(In)definiteness is one of the core linguistic categories, associated with referential properties of nominal expressions and identification of objects. As a semantic-pragmatic category related to human cognition and communication it has been claimed to be universally present in natural language (Cummins 1998; Lyons 1999, among many others). The research and analysis of (in)definiteness and reference is relevant not only for linguistics but also for philosophy, cognitive science, computational linguistics, and communication science.
The expression of (in)definiteness in natural language is traditionally linked to the presence of articles. Nonetheless, around half of world languages do not have articles but apparently can still convey the reference of a nominal expression, albeit by different means (from constituent order and information structure to interaction with other nominal and verbal grammatical categories).
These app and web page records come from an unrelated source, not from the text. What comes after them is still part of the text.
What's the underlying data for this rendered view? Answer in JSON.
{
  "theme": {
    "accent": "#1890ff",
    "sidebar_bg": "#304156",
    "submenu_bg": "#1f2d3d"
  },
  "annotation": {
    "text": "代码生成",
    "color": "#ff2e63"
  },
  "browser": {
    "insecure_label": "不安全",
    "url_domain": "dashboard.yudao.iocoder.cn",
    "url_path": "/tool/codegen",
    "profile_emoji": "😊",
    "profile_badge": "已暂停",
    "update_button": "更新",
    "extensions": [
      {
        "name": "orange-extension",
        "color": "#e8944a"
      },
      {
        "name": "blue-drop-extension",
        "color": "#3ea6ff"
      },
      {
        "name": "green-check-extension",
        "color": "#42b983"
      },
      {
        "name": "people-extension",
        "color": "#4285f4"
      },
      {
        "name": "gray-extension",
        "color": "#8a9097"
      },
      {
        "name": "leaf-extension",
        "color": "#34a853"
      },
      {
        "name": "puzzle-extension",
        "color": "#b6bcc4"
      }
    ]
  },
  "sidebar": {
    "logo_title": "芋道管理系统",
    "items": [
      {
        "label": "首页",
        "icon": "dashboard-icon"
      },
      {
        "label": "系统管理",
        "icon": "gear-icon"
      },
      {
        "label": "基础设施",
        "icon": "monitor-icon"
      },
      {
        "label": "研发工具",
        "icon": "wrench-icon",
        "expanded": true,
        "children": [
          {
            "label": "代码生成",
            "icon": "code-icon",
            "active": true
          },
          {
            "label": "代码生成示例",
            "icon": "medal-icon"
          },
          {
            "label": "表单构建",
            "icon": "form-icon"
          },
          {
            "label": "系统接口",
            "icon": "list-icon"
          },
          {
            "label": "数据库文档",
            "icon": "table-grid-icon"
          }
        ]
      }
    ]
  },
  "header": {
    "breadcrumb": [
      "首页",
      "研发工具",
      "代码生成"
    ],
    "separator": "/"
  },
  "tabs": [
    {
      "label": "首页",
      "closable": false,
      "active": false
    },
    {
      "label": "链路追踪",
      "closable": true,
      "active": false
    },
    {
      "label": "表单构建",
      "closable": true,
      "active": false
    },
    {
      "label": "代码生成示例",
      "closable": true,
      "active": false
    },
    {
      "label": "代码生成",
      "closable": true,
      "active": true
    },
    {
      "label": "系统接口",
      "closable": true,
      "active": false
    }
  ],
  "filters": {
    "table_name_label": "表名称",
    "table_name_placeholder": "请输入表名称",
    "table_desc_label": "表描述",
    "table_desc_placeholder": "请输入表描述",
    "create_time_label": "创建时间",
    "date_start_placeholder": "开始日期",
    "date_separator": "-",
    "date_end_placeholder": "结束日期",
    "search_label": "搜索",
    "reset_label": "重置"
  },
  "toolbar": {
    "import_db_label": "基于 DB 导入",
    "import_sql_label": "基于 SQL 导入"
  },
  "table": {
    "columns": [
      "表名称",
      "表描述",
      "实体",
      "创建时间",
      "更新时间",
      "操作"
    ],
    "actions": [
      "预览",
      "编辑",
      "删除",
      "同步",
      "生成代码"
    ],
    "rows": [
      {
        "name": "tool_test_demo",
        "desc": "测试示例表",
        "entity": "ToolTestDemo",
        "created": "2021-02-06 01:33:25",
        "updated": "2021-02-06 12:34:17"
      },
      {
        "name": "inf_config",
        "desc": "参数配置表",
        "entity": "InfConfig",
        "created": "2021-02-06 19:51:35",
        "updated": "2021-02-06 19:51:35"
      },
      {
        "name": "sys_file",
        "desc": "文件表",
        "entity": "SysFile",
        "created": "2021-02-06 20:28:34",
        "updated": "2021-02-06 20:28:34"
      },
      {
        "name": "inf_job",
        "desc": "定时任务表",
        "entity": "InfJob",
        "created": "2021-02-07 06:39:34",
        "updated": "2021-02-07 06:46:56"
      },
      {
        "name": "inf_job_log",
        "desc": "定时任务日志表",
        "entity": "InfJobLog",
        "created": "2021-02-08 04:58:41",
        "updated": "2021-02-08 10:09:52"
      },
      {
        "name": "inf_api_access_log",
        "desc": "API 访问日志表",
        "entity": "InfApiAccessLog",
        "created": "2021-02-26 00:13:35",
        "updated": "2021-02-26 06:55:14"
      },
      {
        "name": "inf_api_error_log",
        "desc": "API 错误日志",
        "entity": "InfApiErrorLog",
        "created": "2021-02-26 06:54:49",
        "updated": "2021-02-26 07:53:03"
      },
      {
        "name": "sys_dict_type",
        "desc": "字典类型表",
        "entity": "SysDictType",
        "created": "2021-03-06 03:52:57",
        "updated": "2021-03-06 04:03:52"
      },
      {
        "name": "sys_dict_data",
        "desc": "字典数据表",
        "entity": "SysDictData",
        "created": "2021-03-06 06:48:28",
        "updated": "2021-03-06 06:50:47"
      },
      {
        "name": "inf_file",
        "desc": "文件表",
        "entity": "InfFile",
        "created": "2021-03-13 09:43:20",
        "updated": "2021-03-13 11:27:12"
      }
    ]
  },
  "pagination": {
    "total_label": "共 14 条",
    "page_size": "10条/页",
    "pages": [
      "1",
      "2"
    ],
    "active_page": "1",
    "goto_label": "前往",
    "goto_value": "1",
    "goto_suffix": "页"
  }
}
Definite expressions may have different forms (personal pronouns, proper names, demonstratives, NP with a definite article, bare NPs, universally quantified expressions) as well as different flavours. Even though this topic has been extensively investigated, there is no agreement in the semantic literature as to which concepts are needed to capture the meaning of expressions that convey definiteness, both intra- and cross-linguistically. Some of the key concepts are uniqueness (Russell 1905, Strawson 1950, Chierchia 1998, among others) and familiarity (Christophersen 1939, Heim 19829, among others), identifiability (Lyons 1999), but also determinacy (Coppock & Beaver 2015), salience (von Heusinger 1997; Barlew 2014) and maximal informativeness (von Fintel et al. 2014).
Indefinites are often taken as being in the complementary distribution of definite expressions, but some studies try to develop an independent theory of indefiniteness as well (Diesing 1992, Kratzer 1998, Heim 2011, among others).
The goal of this topic seminar is to discuss semantic theories of both definiteness and indefiniteness and analyse relevant semantic and pragmatic phenomena related to them, taking into consideration typologically different languages.